The Neuroscience of Pleasure and Addiction
Neuroscientists identify how reward signals are transmitted in the brain.
Posted May 31, 2014
A neuroscientist in Canada recently identified how reward signals linked to pleasure and addiction are transmitted in the brain.
The new findings by Dr. Jonathan Britt, from McGill University, were presented in a lecture titled, "Investigating the Pleasure Centers of the Brain: How reward Signals Are Transmitted" at the 2014 Canadian Neuroscience Meeting, which took place in May of 2014.
The so-called “pleasure center” of the brain was co-discovered in 1954 by James Olds, who was an American psychologist, and Peter Milner while he was a postdoctoral fellow at McGill University. Olds and Milner stumbled on the pleasure center after they implanted electrodes into the septal area of the rat and found that rats became addicted to pushing a lever that was stimulating the nucleus accumbens (NAcc).
What Role Does the Nucleus Accumbens Play In Seeking Pleasure?
Electrical stimulation of the ventral tegmental area (VTA) triggers the release of dopamine in the nucleus accumbens much in the same way that addictive drugs and natural reinforcers, such as sex, drugs, alcohol, food—or anything pleasurable—also triggers the release of dopamine in the nucleus accumbens.
The rats in Olds and Milner's experiment would continue to press this lever incessantly even at the expense of eating and drinking for sustenance. This suggested that the area is the "pleasure center" of the brain and is involved in the reward-driven reinforcement of learning and addiction.
Since the 1950s, multiple research studies on mice and rats have shown that the levels of dopamine in the extracellular fluid of the nucleus accumbens increase when rats are injected with addictive drugs such as cocaine, heroin, nicotine, or alcohol. When dopamine is released into the NAcc, it reinforces addictive behaviors that are driven by a pleasurable reward or the anticipation of a reward.
The same results have been seen in human subjects in brain imaging studies. Increased levels of dopamine have been observed in the extracellular fluid of the nucleus accumbens when human test subjects experience the rewarding rush of sex, drugs, or hitting the jackpot when gambling.
Optogentics Is a Revolutionary Brain Imaging Technology
In the latest study from McGill, Dr. Britt used a new brain imaging technique called “optogenetics” to determine whether there was a positive or negative effect on reward seeking. He also identified specific inputs linked to pleasure and addiction coming from different regions of the brain.
Optogenetics uses light-responsive proteins to study the activation of neural circuits in distinct locations, which allowed him to precisely dissect the roles of different neural circuits in the brain.

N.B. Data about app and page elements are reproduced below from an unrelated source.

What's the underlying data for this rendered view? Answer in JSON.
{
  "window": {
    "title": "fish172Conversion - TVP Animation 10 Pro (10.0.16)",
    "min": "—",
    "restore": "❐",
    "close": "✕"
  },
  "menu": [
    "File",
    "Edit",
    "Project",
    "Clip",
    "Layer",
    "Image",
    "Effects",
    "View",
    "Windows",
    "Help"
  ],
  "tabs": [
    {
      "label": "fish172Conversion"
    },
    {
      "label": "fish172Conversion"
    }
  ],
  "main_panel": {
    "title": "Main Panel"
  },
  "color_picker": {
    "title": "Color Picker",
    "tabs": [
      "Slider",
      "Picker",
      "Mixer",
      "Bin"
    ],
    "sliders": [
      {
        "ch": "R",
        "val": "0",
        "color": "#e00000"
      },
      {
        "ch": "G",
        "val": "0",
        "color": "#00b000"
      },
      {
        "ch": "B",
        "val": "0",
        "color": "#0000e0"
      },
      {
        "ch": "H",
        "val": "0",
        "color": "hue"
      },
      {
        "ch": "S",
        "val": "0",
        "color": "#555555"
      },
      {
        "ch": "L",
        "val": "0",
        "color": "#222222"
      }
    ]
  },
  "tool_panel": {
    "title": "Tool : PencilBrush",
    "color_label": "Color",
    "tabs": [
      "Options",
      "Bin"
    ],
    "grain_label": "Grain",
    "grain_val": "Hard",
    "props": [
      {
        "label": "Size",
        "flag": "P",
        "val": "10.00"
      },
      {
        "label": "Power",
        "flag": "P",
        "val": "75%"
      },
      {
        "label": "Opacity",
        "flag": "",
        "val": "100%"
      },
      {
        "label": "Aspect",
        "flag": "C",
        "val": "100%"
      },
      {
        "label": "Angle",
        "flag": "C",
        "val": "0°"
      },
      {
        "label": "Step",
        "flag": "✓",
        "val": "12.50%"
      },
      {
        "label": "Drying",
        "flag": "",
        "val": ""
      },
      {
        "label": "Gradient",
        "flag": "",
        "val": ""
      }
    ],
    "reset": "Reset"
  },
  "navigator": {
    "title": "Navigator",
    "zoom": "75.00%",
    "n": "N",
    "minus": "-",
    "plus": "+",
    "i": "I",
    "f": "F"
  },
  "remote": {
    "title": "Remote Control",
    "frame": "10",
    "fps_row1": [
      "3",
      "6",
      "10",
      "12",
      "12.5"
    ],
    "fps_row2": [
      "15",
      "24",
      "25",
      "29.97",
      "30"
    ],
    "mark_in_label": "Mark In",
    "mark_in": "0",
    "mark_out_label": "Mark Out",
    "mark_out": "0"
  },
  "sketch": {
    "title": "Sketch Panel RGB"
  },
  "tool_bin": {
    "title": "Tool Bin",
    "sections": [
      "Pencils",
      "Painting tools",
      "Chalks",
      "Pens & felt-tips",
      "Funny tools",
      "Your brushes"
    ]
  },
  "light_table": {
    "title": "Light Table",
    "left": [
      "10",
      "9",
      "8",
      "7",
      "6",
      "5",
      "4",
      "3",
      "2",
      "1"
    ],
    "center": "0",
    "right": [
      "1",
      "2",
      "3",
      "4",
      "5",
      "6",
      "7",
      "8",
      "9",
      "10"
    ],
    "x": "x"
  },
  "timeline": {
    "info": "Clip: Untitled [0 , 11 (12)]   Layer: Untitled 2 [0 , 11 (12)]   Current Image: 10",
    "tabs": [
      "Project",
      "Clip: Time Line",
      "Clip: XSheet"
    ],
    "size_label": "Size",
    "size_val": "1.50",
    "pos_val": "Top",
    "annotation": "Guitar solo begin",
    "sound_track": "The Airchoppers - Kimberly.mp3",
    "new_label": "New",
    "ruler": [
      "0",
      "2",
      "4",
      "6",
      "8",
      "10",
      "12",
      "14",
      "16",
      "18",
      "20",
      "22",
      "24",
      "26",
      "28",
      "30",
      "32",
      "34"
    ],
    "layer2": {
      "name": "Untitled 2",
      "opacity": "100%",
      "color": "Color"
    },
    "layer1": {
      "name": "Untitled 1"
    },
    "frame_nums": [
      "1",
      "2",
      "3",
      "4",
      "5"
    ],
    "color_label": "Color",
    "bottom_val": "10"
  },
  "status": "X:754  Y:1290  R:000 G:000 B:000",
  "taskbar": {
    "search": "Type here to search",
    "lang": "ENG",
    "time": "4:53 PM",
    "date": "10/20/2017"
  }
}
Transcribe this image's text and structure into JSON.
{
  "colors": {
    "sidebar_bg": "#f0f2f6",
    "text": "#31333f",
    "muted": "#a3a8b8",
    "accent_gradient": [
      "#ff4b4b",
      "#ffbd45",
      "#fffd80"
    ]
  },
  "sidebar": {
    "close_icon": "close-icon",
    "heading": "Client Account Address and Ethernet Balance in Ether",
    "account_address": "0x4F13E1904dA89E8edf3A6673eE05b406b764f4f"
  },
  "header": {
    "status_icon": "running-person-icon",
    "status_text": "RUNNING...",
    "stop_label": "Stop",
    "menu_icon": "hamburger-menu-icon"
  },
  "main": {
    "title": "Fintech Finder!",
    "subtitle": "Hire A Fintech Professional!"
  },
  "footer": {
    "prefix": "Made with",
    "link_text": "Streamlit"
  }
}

Over the years, Dr. Britt's research has revealed the brain circuits responsible for habitual behavior and how reward signals—such as those produced by addictive drugs—travel through the brain and how pleasurable experiences modify brain circuits. These findings could lead to new pharmacetuical treatments tailored to treat drug addiction.
Britt’s research confirms the widely held assumption that the most immediate effects of drugs on the brain are linked to an increase in the levels of dopamine in the nucleus accumbens. Until the advent of optogenetics it was impossible to dissect the precise role of inputs from various brain regions and how these brain connections might result in a specific behavior.
Dr. Britt was able to identify different ways that the nucleus accumbens integrates dopamine dependent reinforcement signals with environmental stimuli, which depend on a second neurochemical called glutamate. Glutamate-dependent signals to the nucleus accumbens come from an array of brain regions that include the amygdala, hippocampus, thalamus and the prefrontal cortex.
The pleasurable associations of a reward become hardwired into the synapses with the addition of glutamate into the neurobiological mix. Neurons that fire together generally wire together. Glutamate appears to be the glue that makes these synaptic bonds stick together. In my book, The Athlete’s Way, I describe glutamate saying “There is a protein called glutamate that sears synapses together ... glutamate bonds are hard to dissolve."
Conclusion: Breaking Glutamate-Dependent Bonds Holds Clues for Treating Addiction
If neuroscientists can figure out how glutamate bonds hardwire neural networks it will greatly advance our understanding of motivation, desire, pleasure-seeking behaviors, and addiction. This research might lead to better cognitive therapies for reward-driven behavior and potential pharmaceutical treatments for addiction.